#### [The problem]
Going through the data below, please show each line containing the string "JSON".

[Extracted records]

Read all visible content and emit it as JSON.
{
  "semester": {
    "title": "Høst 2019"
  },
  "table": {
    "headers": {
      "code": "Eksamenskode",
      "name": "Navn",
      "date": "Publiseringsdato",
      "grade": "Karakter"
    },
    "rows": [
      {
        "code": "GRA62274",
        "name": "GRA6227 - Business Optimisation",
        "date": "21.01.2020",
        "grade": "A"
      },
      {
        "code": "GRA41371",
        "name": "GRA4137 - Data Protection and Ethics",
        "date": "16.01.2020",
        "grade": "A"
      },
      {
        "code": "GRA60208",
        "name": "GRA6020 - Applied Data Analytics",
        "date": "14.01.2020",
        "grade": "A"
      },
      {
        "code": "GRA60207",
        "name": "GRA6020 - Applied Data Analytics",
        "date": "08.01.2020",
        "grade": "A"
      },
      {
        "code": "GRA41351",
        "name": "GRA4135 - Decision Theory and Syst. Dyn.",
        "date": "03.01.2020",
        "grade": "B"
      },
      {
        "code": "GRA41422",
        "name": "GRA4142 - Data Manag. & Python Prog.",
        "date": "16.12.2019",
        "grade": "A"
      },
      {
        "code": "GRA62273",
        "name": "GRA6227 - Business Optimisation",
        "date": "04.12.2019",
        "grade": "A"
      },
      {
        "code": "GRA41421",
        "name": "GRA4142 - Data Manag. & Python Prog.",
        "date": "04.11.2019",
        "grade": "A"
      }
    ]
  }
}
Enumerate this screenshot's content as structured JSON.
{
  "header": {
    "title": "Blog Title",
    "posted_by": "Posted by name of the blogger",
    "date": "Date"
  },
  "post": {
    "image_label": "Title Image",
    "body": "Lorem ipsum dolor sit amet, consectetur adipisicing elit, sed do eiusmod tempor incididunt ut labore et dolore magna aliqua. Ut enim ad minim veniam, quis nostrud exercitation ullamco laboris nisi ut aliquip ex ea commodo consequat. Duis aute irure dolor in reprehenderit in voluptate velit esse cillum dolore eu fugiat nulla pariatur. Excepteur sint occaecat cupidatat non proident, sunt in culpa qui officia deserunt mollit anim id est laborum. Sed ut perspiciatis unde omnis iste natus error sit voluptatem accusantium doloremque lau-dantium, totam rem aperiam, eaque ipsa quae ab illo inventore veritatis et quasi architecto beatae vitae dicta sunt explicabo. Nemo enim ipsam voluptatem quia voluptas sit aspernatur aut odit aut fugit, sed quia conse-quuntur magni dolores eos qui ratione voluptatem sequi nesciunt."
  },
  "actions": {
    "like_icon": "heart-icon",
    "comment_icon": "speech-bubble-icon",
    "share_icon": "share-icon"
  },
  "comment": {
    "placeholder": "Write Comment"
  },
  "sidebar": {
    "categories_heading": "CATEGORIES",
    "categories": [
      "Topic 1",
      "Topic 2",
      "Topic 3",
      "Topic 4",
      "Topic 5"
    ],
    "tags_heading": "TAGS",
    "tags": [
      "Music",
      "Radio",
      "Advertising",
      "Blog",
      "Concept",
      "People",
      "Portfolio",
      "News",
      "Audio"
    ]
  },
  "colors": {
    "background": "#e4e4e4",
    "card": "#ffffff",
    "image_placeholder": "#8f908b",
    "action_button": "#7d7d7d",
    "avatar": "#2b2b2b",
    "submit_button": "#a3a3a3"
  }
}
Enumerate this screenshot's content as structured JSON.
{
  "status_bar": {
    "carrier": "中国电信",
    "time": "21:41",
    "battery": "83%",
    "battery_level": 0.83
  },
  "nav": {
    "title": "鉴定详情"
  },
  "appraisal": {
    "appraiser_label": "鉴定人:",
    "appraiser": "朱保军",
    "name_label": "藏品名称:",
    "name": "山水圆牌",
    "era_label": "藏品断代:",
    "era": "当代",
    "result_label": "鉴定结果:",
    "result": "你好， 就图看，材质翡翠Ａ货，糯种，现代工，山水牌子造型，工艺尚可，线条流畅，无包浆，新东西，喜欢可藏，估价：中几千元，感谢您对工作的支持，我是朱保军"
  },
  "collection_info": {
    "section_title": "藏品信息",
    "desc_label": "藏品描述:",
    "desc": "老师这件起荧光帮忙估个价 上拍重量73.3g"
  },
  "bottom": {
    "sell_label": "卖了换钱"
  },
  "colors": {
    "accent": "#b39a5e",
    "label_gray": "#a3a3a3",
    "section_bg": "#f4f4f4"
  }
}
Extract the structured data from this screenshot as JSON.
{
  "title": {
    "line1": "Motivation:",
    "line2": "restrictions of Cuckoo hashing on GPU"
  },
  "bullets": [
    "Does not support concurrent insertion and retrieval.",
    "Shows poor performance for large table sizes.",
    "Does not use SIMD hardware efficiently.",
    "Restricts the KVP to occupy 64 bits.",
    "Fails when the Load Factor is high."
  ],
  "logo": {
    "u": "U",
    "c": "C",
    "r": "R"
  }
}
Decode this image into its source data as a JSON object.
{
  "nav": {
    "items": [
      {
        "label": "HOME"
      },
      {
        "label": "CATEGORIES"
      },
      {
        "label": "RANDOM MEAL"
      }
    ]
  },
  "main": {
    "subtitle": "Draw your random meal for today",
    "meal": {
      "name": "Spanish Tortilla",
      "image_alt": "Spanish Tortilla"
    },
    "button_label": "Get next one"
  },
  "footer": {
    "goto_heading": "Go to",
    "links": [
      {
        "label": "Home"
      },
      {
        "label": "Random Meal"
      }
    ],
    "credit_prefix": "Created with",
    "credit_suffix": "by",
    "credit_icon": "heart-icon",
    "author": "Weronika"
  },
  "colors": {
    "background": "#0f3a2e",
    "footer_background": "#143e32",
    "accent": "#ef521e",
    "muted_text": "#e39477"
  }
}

#### [Worked solution]
Read all visible content and emit it as JSON.
Enumerate this screenshot's content as structured JSON.
Enumerate this screenshot's content as structured JSON.
Extract the structured data from this screenshot as JSON.
Decode this image into its source data as a JSON object.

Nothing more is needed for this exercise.